WORK INSTRUCTIONS: Across the entries below, how many lines have the string "screenshot" in them? Reply with only the number.
[[ THE DATA open ]]
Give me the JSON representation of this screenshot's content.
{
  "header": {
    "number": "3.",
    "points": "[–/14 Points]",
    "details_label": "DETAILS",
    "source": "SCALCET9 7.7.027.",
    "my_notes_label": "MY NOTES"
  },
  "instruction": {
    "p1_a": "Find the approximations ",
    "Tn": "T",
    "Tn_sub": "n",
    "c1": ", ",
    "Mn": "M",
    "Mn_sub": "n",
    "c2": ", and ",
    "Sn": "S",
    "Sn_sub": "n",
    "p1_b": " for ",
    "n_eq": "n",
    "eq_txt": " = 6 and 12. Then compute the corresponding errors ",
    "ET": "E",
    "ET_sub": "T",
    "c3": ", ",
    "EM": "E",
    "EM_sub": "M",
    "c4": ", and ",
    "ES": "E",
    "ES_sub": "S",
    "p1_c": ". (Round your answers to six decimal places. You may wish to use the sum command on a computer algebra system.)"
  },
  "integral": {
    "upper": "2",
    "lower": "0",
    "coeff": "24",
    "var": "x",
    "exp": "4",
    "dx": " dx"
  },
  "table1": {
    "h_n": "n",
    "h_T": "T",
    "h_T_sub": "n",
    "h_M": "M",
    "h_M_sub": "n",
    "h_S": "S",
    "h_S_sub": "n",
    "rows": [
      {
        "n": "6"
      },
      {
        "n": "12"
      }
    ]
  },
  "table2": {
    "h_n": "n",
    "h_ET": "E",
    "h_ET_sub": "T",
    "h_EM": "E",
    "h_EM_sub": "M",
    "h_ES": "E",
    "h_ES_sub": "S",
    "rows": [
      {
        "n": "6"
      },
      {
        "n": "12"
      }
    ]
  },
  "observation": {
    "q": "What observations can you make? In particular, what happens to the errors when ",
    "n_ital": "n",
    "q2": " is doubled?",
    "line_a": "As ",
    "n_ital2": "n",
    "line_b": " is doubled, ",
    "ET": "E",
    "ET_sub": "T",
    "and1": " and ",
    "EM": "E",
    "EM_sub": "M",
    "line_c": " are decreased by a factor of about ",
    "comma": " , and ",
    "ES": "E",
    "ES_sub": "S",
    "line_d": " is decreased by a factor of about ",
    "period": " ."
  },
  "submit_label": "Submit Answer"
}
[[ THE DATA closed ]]
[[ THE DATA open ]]
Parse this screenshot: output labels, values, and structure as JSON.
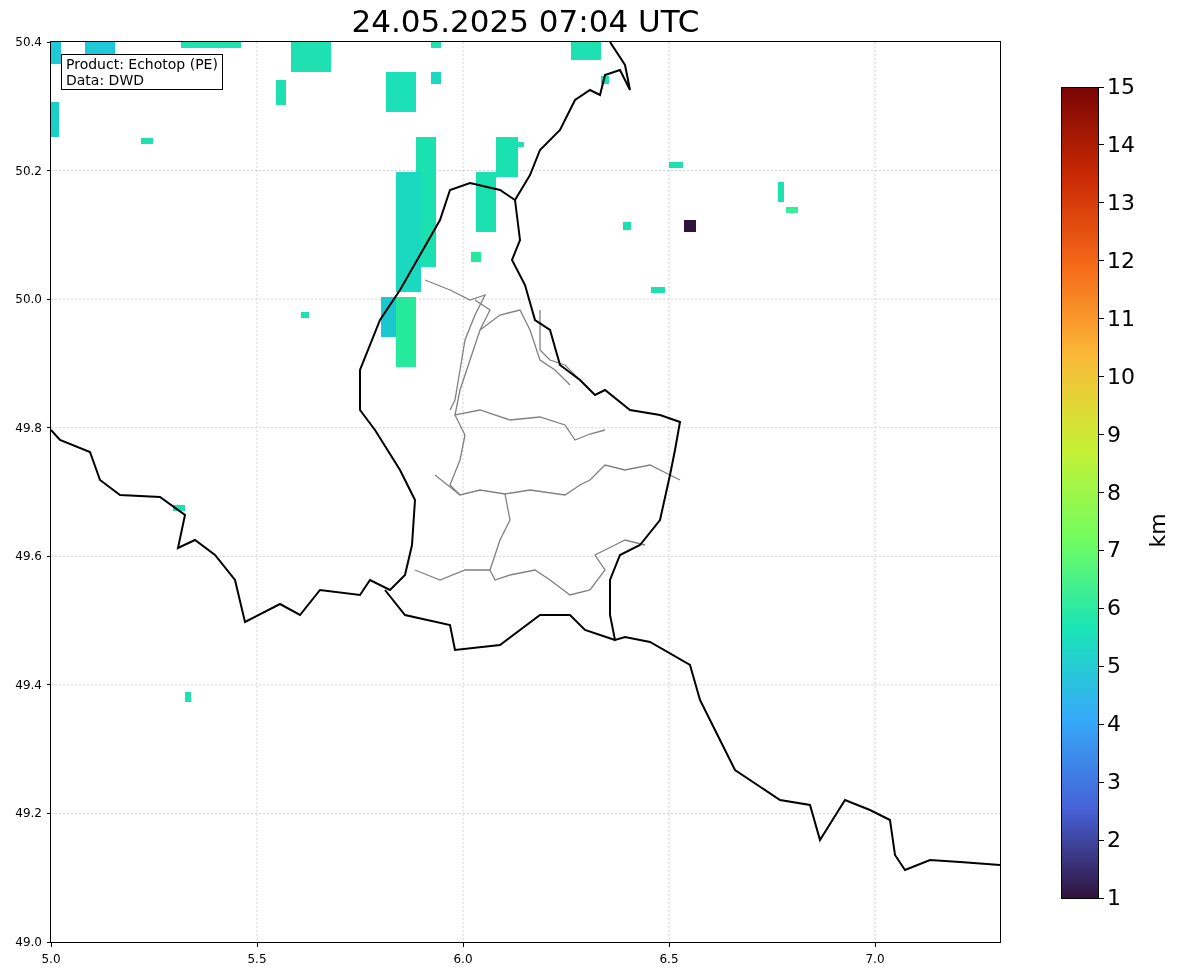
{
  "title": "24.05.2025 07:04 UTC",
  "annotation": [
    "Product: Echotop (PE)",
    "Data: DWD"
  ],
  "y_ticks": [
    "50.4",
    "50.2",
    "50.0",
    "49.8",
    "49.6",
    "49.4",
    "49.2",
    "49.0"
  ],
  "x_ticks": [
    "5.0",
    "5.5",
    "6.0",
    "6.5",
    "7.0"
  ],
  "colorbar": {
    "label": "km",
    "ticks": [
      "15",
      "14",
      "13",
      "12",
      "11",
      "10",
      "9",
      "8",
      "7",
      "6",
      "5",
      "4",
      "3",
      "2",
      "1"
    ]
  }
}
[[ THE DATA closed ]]
WRITTEN ANSWER: 2